#### [Task goal]
Return the listing below exactly. Leave its pictures out.

====

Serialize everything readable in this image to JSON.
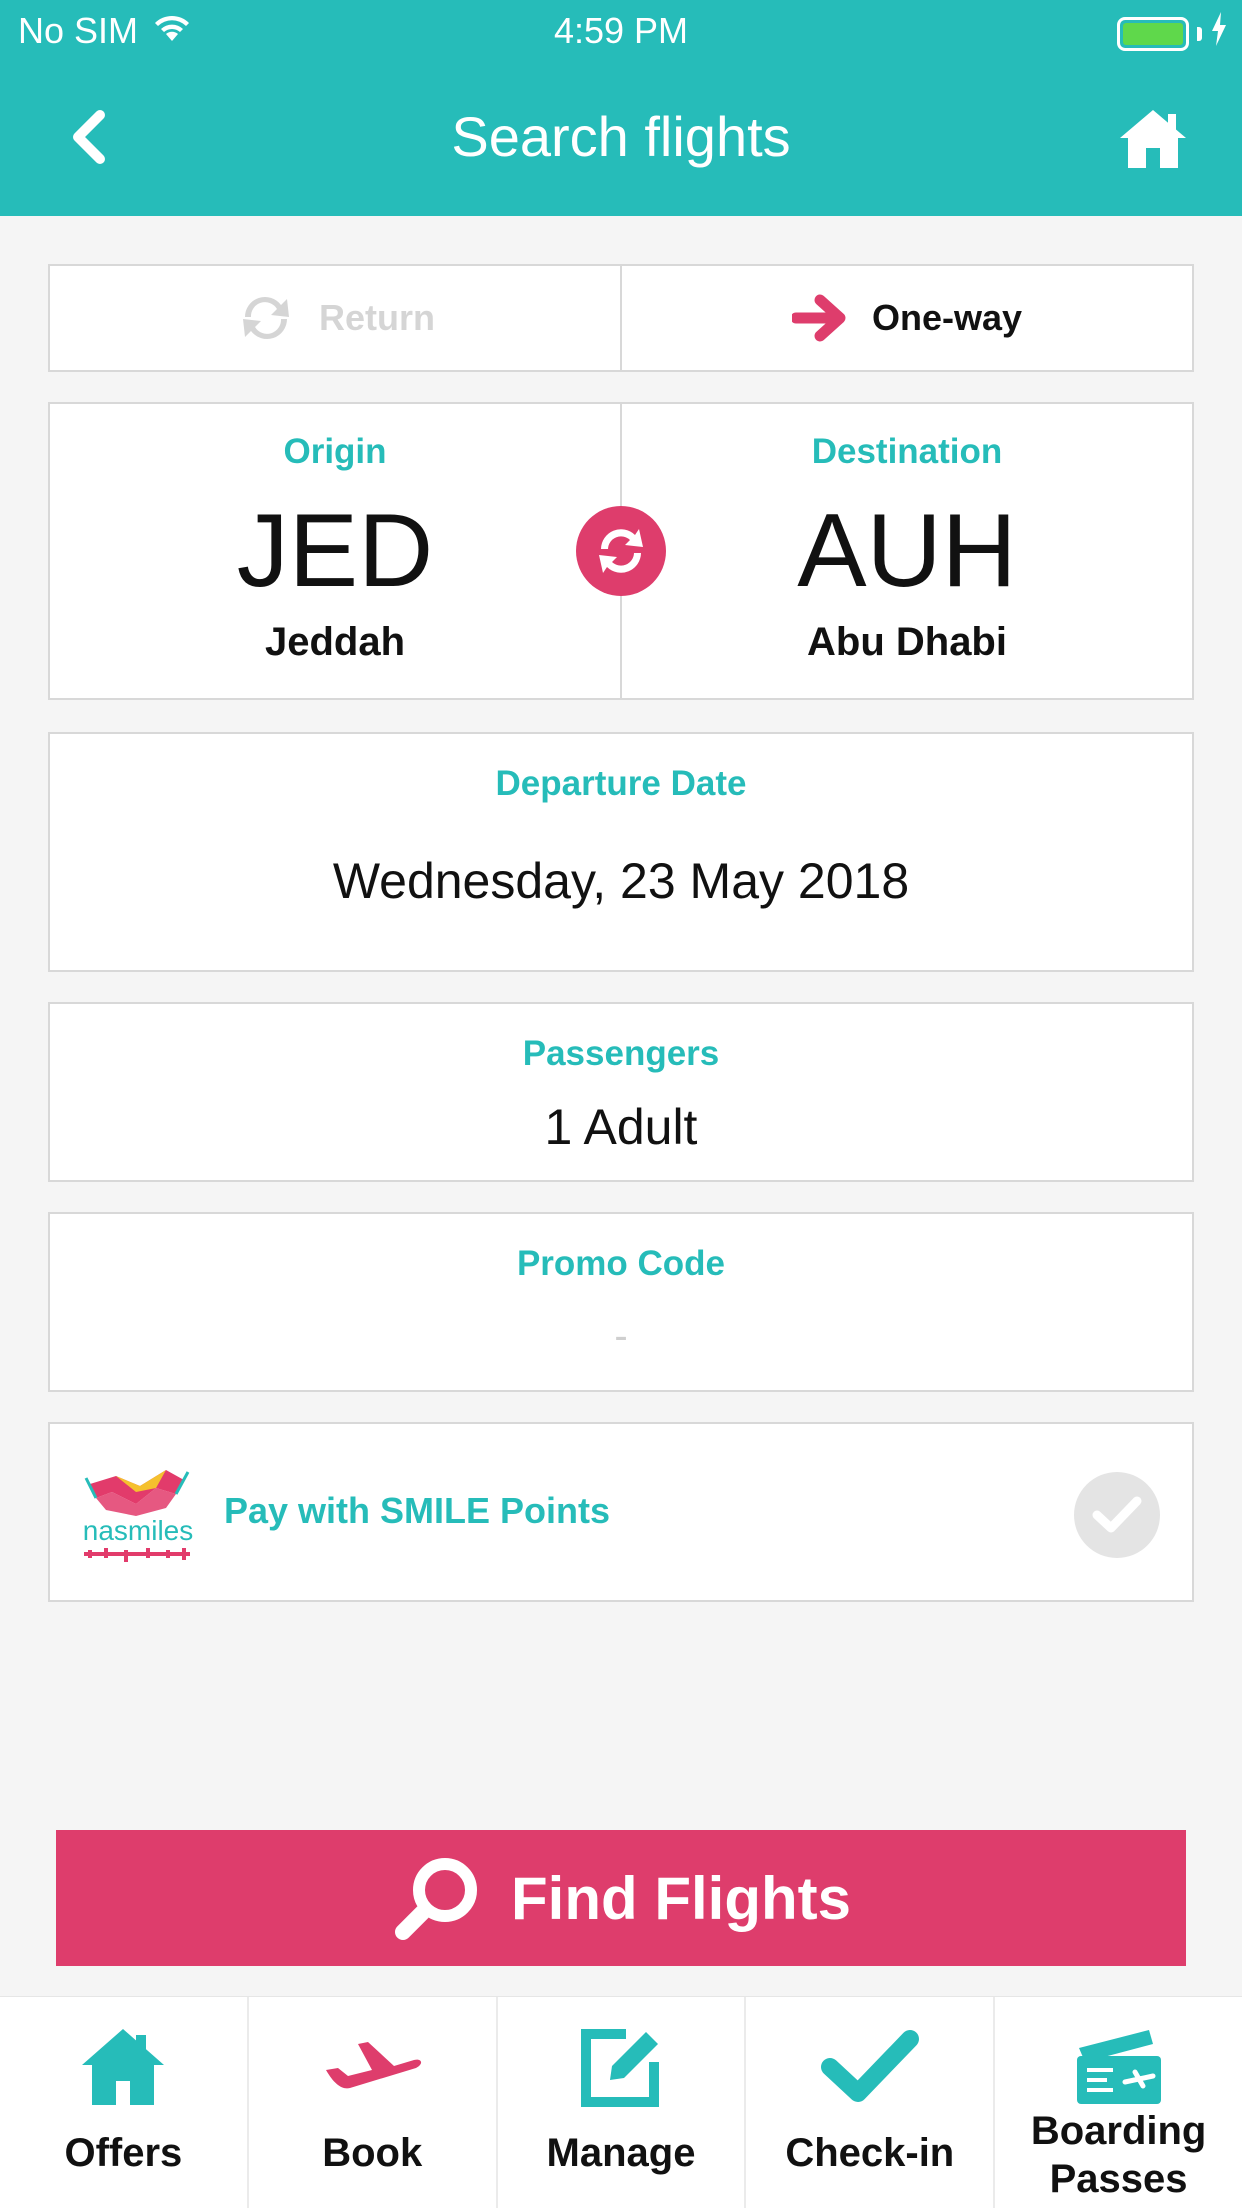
{
  "status": {
    "carrier": "No SIM",
    "time": "4:59 PM"
  },
  "nav": {
    "title": "Search flights"
  },
  "trip_type": {
    "return_label": "Return",
    "oneway_label": "One-way",
    "selected": "One-way"
  },
  "origin": {
    "label": "Origin",
    "code": "JED",
    "city": "Jeddah"
  },
  "destination": {
    "label": "Destination",
    "code": "AUH",
    "city": "Abu Dhabi"
  },
  "departure": {
    "label": "Departure Date",
    "value": "Wednesday, 23 May 2018"
  },
  "passengers": {
    "label": "Passengers",
    "value": "1 Adult"
  },
  "promo": {
    "label": "Promo Code",
    "value": "-"
  },
  "smile": {
    "text": "Pay with SMILE Points",
    "checked": false
  },
  "find": {
    "label": "Find Flights"
  },
  "tabs": [
    {
      "label": "Offers",
      "icon": "house-icon"
    },
    {
      "label": "Book",
      "icon": "plane-icon"
    },
    {
      "label": "Manage",
      "icon": "edit-icon"
    },
    {
      "label": "Check-in",
      "icon": "check-icon"
    },
    {
      "label": "Boarding Passes",
      "icon": "ticket-icon"
    }
  ],
  "colors": {
    "teal": "#26bcb9",
    "pink": "#de3d6c"
  }
}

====

#### [Worked solution]
Serialize everything readable in this image to JSON.
{
  "status": {
    "carrier": "No SIM",
    "time": "4:59 PM"
  },
  "nav": {
    "title": "Search flights"
  },
  "trip_type": {
    "return_label": "Return",
    "oneway_label": "One-way",
    "selected": "One-way"
  },
  "origin": {
    "label": "Origin",
    "code": "JED",
    "city": "Jeddah"
  },
  "destination": {
    "label": "Destination",
    "code": "AUH",
    "city": "Abu Dhabi"
  },
  "departure": {
    "label": "Departure Date",
    "value": "Wednesday, 23 May 2018"
  },
  "passengers": {
    "label": "Passengers",
    "value": "1 Adult"
  },
  "promo": {
    "label": "Promo Code",
    "value": "-"
  },
  "smile": {
    "text": "Pay with SMILE Points",
    "checked": false
  },
  "find": {
    "label": "Find Flights"
  },
  "tabs": [
    {
      "label": "Offers",
      "icon": "house-icon"
    },
    {
      "label": "Book",
      "icon": "plane-icon"
    },
    {
      "label": "Manage",
      "icon": "edit-icon"
    },
    {
      "label": "Check-in",
      "icon": "check-icon"
    },
    {
      "label": "Boarding Passes",
      "icon": "ticket-icon"
    }
  ],
  "colors": {
    "teal": "#26bcb9",
    "pink": "#de3d6c"
  }
}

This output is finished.